Weak housing data has decreased the likelihood of an interest rate rise when the Reserve Bank of Australia (RBA) meets next week, but the cost of financing property is still likely to rise, and soon.
Media conjecture and economic commentary in recent weeks has pointed to another rise in the official cash rate when the RBA meets on Tuesday October 5.
A slump in house prices however, as well as an ongoing decline in building approvals, has placed pressure on the central bank to leave the cash rate on hold.
According to the Sydney Morning Herald, financial markets have cut the odds of a rate rise to 50 per cent, compared to 65 per cent on Wednesday.
“The recent conjecture that Australia faces a burning requirement for an imminent rate hike has got way ahead of itself,” Housing Industry Association (HIA) chief economist Harley Dale commented yesterday.
“Building approvals, new home sales, and new home lending figures are unequivocally pointing to renewed weakness in home building… and that’s with interest rates remaining at their current levels.”
But while the exact itinerary of the RBA’s rate hikes remains uncertain, the consensus is the cash rate will continue to rise.

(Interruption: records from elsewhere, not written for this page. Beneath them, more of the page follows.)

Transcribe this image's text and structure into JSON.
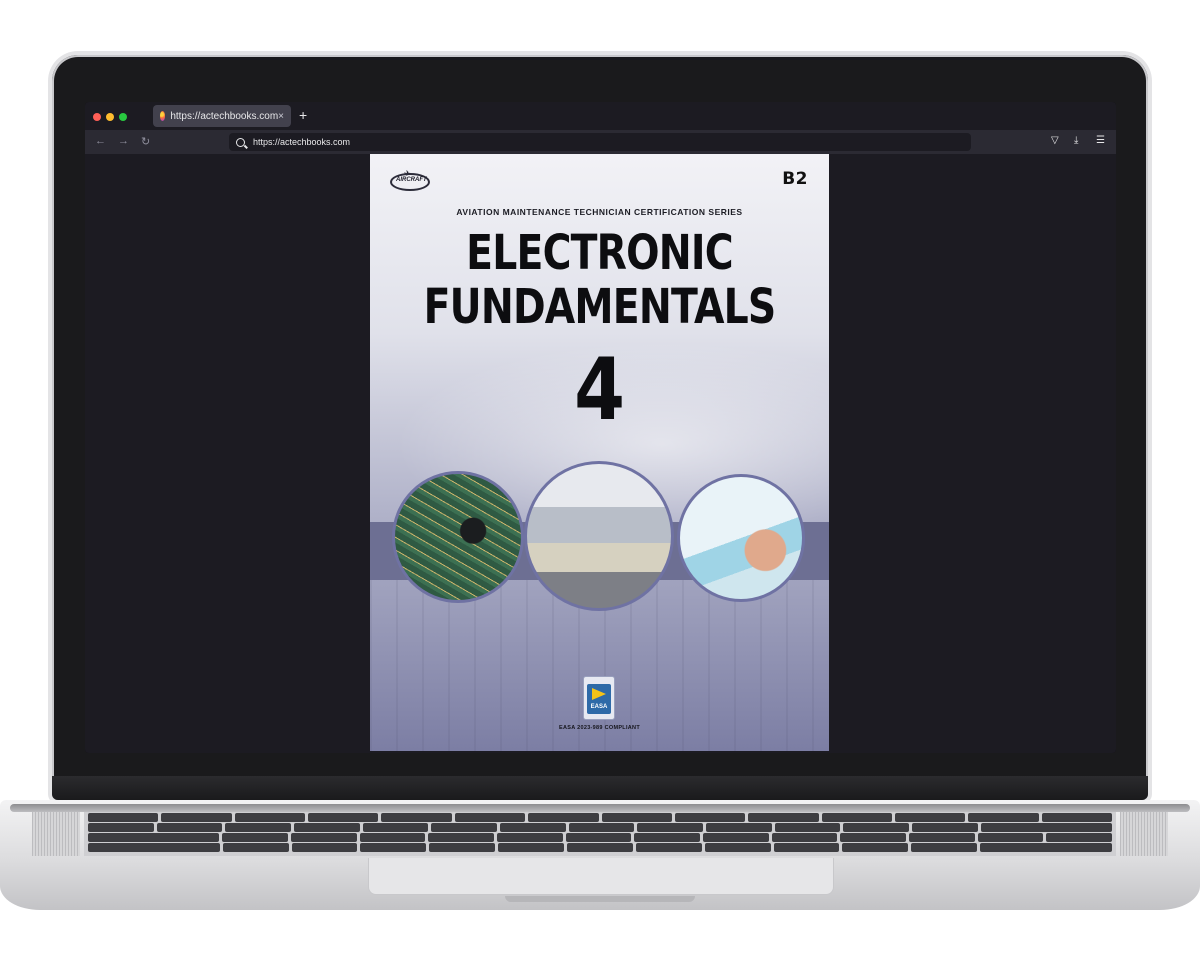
{
  "browser": {
    "tab_title": "https://actechbooks.com",
    "url": "https://actechbooks.com",
    "new_tab": "+",
    "close_tab": "×"
  },
  "cover": {
    "grade": "B2",
    "series": "AVIATION MAINTENANCE TECHNICIAN CERTIFICATION SERIES",
    "title_line1": "ELECTRONIC",
    "title_line2": "FUNDAMENTALS",
    "module_number": "4",
    "logo_text": "AIRCRAFT",
    "easa_badge": "EASA",
    "compliance": "EASA 2023-989 COMPLIANT"
  },
  "colors": {
    "browser_chrome": "#1c1b22",
    "navbar": "#2b2a33",
    "cover_accent": "#6d6f93"
  },
  "icons": [
    "firefox-favicon",
    "back-icon",
    "forward-icon",
    "reload-icon",
    "search-icon",
    "pocket-icon",
    "download-icon",
    "menu-icon"
  ]
}
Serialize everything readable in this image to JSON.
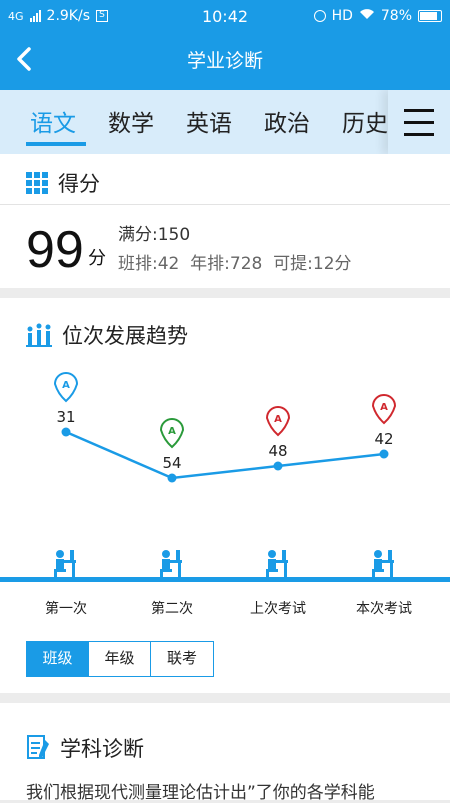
{
  "status": {
    "network": "4G",
    "speed": "2.9K/s",
    "time": "10:42",
    "hd": "HD",
    "battery": "78%"
  },
  "nav": {
    "back_icon": "chevron-left-icon",
    "title": "学业诊断"
  },
  "tabs": [
    {
      "label": "语文",
      "active": true
    },
    {
      "label": "数学",
      "active": false
    },
    {
      "label": "英语",
      "active": false
    },
    {
      "label": "政治",
      "active": false
    },
    {
      "label": "历史",
      "active": false
    }
  ],
  "score": {
    "heading": "得分",
    "value": "99",
    "unit": "分",
    "full": "满分:150",
    "rank_line": "班排:42  年排:728  可提:12分"
  },
  "trend": {
    "heading": "位次发展趋势",
    "points": [
      {
        "label": "第一次",
        "rank": "31",
        "badge": "A",
        "badge_color": "#1a9be6"
      },
      {
        "label": "第二次",
        "rank": "54",
        "badge": "A",
        "badge_color": "#2a9a3a"
      },
      {
        "label": "上次考试",
        "rank": "48",
        "badge": "A",
        "badge_color": "#d0282e"
      },
      {
        "label": "本次考试",
        "rank": "42",
        "badge": "A",
        "badge_color": "#d0282e"
      }
    ],
    "segments": [
      {
        "label": "班级",
        "active": true
      },
      {
        "label": "年级",
        "active": false
      },
      {
        "label": "联考",
        "active": false
      }
    ]
  },
  "diagnosis": {
    "heading": "学科诊断",
    "text": "我们根据现代测量理论估计出”了你的各学科能"
  },
  "colors": {
    "primary": "#1a9be6",
    "tab_bg": "#d8ecfa",
    "badge_green": "#2a9a3a",
    "badge_red": "#d0282e"
  }
}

Westpac chief economist Matthew Hassan recently told First Property Buyer the cash rate was likely reach 5 per cent by September next year with variable mortgage rates to reach 8.15 per cent.
Furthermore, many analysts are expecting the major banks to increase home loan interest rates out of step with the RBA.
Chris Williams, an analyst with UBS, told The Daily Telegraph today he expected the RBA to lift the cash rate by 0.25 per cent on Tuesday, with the banks likely to “piggyback” that rise with an extra 0.15 per cent.
Dean Rushton, CEO of brokerage group Loan Market, said the group considered that at least one of the majors would move out of sync with the RBA “at some stage”.
With this in mind, it’s important that potential home buyers take into account the current rate cycle and be prepared that taking on a (variable rate) mortgage now will require larger repayments as interest rates rise.